ABOUT THIS EXERCISE >> Give the listing again in full and exactly, apart from its pictures.

DATASET CONTENT >>
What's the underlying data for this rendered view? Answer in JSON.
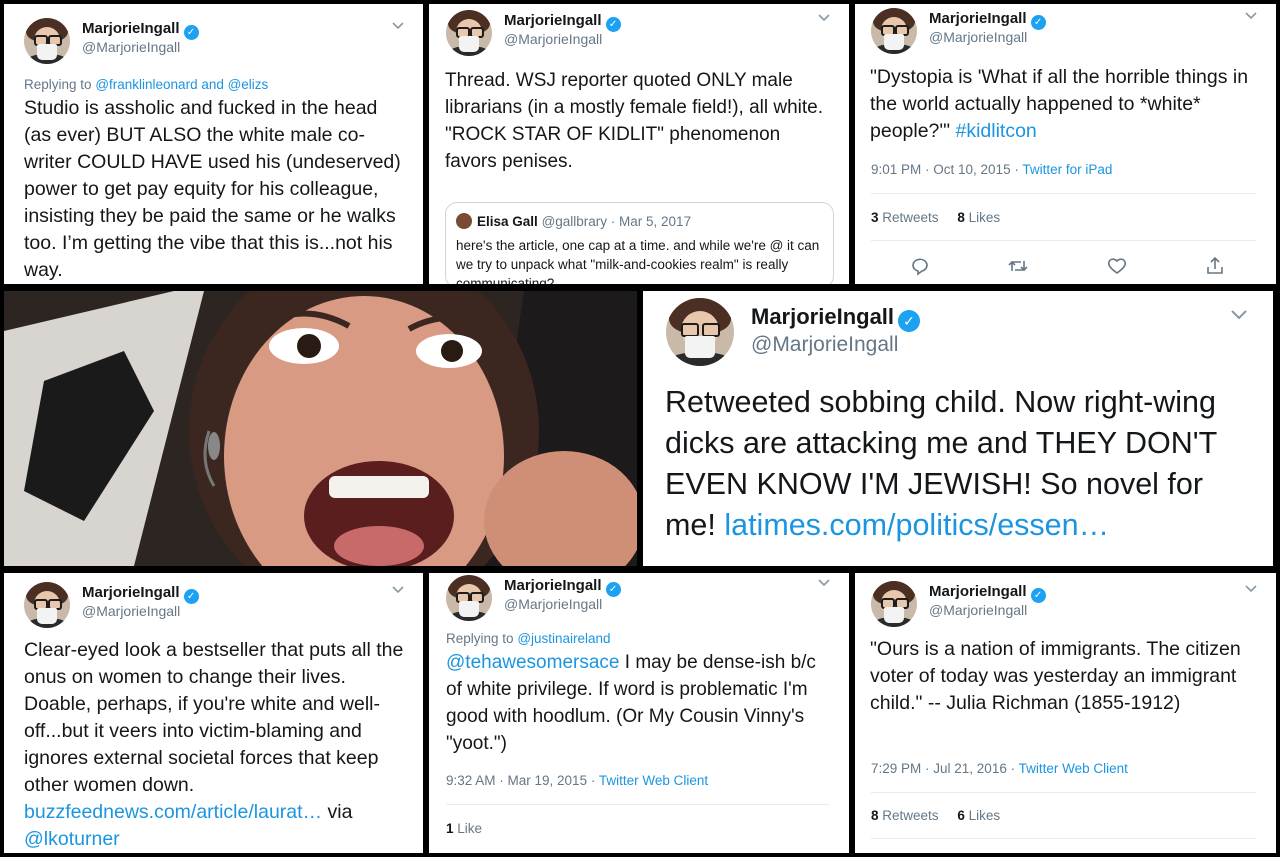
{
  "common": {
    "name": "MarjorieIngall",
    "handle": "@MarjorieIngall",
    "verified_glyph": "✓",
    "accent": "#1da1f2",
    "link_color": "#1b95e0"
  },
  "tweet1": {
    "reply_prefix": "Replying to",
    "reply_users": "@franklinleonard and @elizs",
    "body": "Studio is assholic and fucked in the head (as ever) BUT ALSO the white male co-writer COULD HAVE used his (undeserved) power to get pay equity for his colleague, insisting they be paid the same or he walks too. I’m getting the vibe that this is...not his way."
  },
  "tweet2": {
    "body": "Thread. WSJ reporter quoted ONLY male librarians (in a mostly female field!), all white. \"ROCK STAR OF KIDLIT\" phenomenon favors penises.",
    "quote": {
      "name": "Elisa Gall",
      "handle": "@gallbrary · Mar 5, 2017",
      "text": "here's the article, one cap at a time. and while we're @ it can we try to unpack what \"milk-and-cookies realm\" is really communicating?"
    }
  },
  "tweet3": {
    "body": "\"Dystopia is 'What if all the horrible things in the world actually happened to *white* people?'\"",
    "hashtag": "#kidlitcon",
    "time": "9:01 PM · Oct 10, 2015 ·",
    "client": "Twitter for iPad",
    "retweets": "3",
    "retweets_label": "Retweets",
    "likes": "8",
    "likes_label": "Likes"
  },
  "tweet4": {
    "body": "Retweeted sobbing child. Now right-wing dicks are attacking me and THEY DON'T EVEN KNOW I'M JEWISH! So novel for me!",
    "link": "latimes.com/politics/essen…"
  },
  "tweet5": {
    "body": "Clear-eyed look a bestseller that puts all the onus on women to change their lives. Doable, perhaps, if you're white and well-off...but it veers into victim-blaming and ignores external societal forces that keep other women down.",
    "link": "buzzfeednews.com/article/laurat…",
    "via": "via",
    "mention": "@lkoturner"
  },
  "tweet6": {
    "reply_prefix": "Replying to",
    "reply_users": "@justinaireland",
    "mention": "@tehawesomersace",
    "body": "I may be dense-ish b/c of white privilege. If word is problematic I'm good with hoodlum. (Or My Cousin Vinny's \"yoot.\")",
    "time": "9:32 AM · Mar 19, 2015 ·",
    "client": "Twitter Web Client",
    "likes": "1",
    "likes_label": "Like"
  },
  "tweet7": {
    "body": "\"Ours is a nation of immigrants. The citizen voter of today was yesterday an immigrant child.\"  -- Julia Richman (1855-1912)",
    "time": "7:29 PM · Jul 21, 2016 ·",
    "client": "Twitter Web Client",
    "retweets": "8",
    "retweets_label": "Retweets",
    "likes": "6",
    "likes_label": "Likes"
  },
  "icons": {
    "reply": "reply-icon",
    "retweet": "retweet-icon",
    "like": "heart-icon",
    "share": "share-icon",
    "menu": "chevron-down-icon"
  }
}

RESULT >>
What's the underlying data for this rendered view? Answer in JSON.
{
  "common": {
    "name": "MarjorieIngall",
    "handle": "@MarjorieIngall",
    "verified_glyph": "✓",
    "accent": "#1da1f2",
    "link_color": "#1b95e0"
  },
  "tweet1": {
    "reply_prefix": "Replying to",
    "reply_users": "@franklinleonard and @elizs",
    "body": "Studio is assholic and fucked in the head (as ever) BUT ALSO the white male co-writer COULD HAVE used his (undeserved) power to get pay equity for his colleague, insisting they be paid the same or he walks too. I’m getting the vibe that this is...not his way."
  },
  "tweet2": {
    "body": "Thread. WSJ reporter quoted ONLY male librarians (in a mostly female field!), all white. \"ROCK STAR OF KIDLIT\" phenomenon favors penises.",
    "quote": {
      "name": "Elisa Gall",
      "handle": "@gallbrary · Mar 5, 2017",
      "text": "here's the article, one cap at a time. and while we're @ it can we try to unpack what \"milk-and-cookies realm\" is really communicating?"
    }
  },
  "tweet3": {
    "body": "\"Dystopia is 'What if all the horrible things in the world actually happened to *white* people?'\"",
    "hashtag": "#kidlitcon",
    "time": "9:01 PM · Oct 10, 2015 ·",
    "client": "Twitter for iPad",
    "retweets": "3",
    "retweets_label": "Retweets",
    "likes": "8",
    "likes_label": "Likes"
  },
  "tweet4": {
    "body": "Retweeted sobbing child. Now right-wing dicks are attacking me and THEY DON'T EVEN KNOW I'M JEWISH! So novel for me!",
    "link": "latimes.com/politics/essen…"
  },
  "tweet5": {
    "body": "Clear-eyed look a bestseller that puts all the onus on women to change their lives. Doable, perhaps, if you're white and well-off...but it veers into victim-blaming and ignores external societal forces that keep other women down.",
    "link": "buzzfeednews.com/article/laurat…",
    "via": "via",
    "mention": "@lkoturner"
  },
  "tweet6": {
    "reply_prefix": "Replying to",
    "reply_users": "@justinaireland",
    "mention": "@tehawesomersace",
    "body": "I may be dense-ish b/c of white privilege. If word is problematic I'm good with hoodlum. (Or My Cousin Vinny's \"yoot.\")",
    "time": "9:32 AM · Mar 19, 2015 ·",
    "client": "Twitter Web Client",
    "likes": "1",
    "likes_label": "Like"
  },
  "tweet7": {
    "body": "\"Ours is a nation of immigrants. The citizen voter of today was yesterday an immigrant child.\"  -- Julia Richman (1855-1912)",
    "time": "7:29 PM · Jul 21, 2016 ·",
    "client": "Twitter Web Client",
    "retweets": "8",
    "retweets_label": "Retweets",
    "likes": "6",
    "likes_label": "Likes"
  },
  "icons": {
    "reply": "reply-icon",
    "retweet": "retweet-icon",
    "like": "heart-icon",
    "share": "share-icon",
    "menu": "chevron-down-icon"
  }
}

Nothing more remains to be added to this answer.